There was also that strong hing on the gradient field that the wind might be much more closely confined to the low center than normal…leftovers from it’s tropical days?  Probably not but something to think about.

This storm stayed farther offshore and made a landfall farther north than expected = weaker wind at the coastline.

Chief Meteorologist Mark Nelsen


3pm Update: 53 mph in Portland

October 15, 2016

Our windstorm is likely peaking just about now.  Within the past hour we’ve seen a gust to 53 mph at PDX, 49 in the West Hills, 52 in Salem, & 51 in Hillsboro.


This should be the peak of the storm based on the low movement and pressure gradients, but gusts between 45-55 mph will continue for another hour or so and then die down.

Looks like 44,000 PGE customers currently out, which is better than the last October storm which had lower windspeeds in 2014.

The coastal speeds have been well below what we forecast in most locations and quite similar to Thursday’s storm.  Newport only gusted to 55 and Astoria 51 (so far).  Garibaldi reached 77.

Chief Meteorologist Mark Nelsen

1pm Storm Update

October 15, 2016

The timing for the windstorm along the coast and (relatively) minor windstorm in the valleys is on track.  The low pressure center appears to be out there west of Tillamook still deepening and headed north quickly.  This analysis by the HRRR model puts it around 974mb.  Generally with these storms the surge of south wind arrives about when the low crosses your latitude.  Basically as it “goes by” to your west the wind arrives.lowpressure_1pm


We could have REALLY used an Oregon Coastal Radar this morning to figure out exactly where the low was!  There is no coverage off the central Oregon coastline…the only part of the USA coastline left “radarless”.  But that’s a political, not NWS solution = lots of $$$.  Hard to believe NOAA has a major facility in Newport and they don’t even have radar coverage.


I’m tracking wind the old-fashioned way here in the weather center:


So far the wind is underachieving on the coast.  At 1pm gusts have barely reached 60 mph on the central coast.  A gust to 58 at Newport.  If it doesn’t bump up dramatically in the next hour, it’s possible the low is just far enough offshore (it’s quite a compact storm) that the huge wind stays just offshore…we’ll see.

Our forecast is for gusts 70-90mph still so we’ll see how that works out.

Inland the south wind has been blowing for a few hours in the valley with gusts into the low 40s at Eugene and Salem.  That tells me gusts 40+ are looking likely in the metro area in the next 3 hours.  We are closer to the low center as it moves north and the pressure gradient is tighter up here.  Still expecting widespread gusts 40-50 mph metro area between now and 4pm.  Expect lots of outages and trees down.

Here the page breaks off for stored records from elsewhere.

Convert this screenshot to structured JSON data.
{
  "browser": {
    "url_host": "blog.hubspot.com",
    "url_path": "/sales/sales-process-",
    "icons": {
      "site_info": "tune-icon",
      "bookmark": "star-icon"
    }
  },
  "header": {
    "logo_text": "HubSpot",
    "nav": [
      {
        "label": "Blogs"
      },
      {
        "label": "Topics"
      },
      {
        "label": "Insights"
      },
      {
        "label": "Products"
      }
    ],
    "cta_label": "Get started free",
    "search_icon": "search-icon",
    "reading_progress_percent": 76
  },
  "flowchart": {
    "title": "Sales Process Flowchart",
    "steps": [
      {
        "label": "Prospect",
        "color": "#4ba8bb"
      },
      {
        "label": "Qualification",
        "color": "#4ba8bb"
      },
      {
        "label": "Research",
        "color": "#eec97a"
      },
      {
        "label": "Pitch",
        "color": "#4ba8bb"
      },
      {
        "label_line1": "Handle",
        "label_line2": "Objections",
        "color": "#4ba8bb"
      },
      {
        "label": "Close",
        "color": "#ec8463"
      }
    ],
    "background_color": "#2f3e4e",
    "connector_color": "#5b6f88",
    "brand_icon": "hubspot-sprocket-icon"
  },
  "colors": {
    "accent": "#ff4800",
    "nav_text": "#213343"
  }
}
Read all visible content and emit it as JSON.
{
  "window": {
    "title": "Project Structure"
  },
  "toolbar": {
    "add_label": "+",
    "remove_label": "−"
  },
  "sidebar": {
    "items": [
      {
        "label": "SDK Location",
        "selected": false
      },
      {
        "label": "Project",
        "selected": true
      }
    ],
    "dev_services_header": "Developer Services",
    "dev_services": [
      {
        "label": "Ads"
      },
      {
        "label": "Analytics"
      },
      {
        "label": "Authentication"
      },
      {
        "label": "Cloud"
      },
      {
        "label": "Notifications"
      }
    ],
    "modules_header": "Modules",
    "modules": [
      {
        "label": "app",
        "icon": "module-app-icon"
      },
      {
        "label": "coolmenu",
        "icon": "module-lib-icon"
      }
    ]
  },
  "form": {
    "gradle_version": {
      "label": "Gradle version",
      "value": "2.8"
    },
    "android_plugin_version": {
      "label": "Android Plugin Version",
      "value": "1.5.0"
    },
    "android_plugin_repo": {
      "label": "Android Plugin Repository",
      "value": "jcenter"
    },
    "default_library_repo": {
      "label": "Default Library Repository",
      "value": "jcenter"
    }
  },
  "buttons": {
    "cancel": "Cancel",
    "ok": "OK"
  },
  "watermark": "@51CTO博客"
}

And one last time…

There is not a “severe” windstorm coming to the metro area and also not Columbus Day Storm II.   But a very windy afternoon!

Chief Meteorologist Mark Nelsen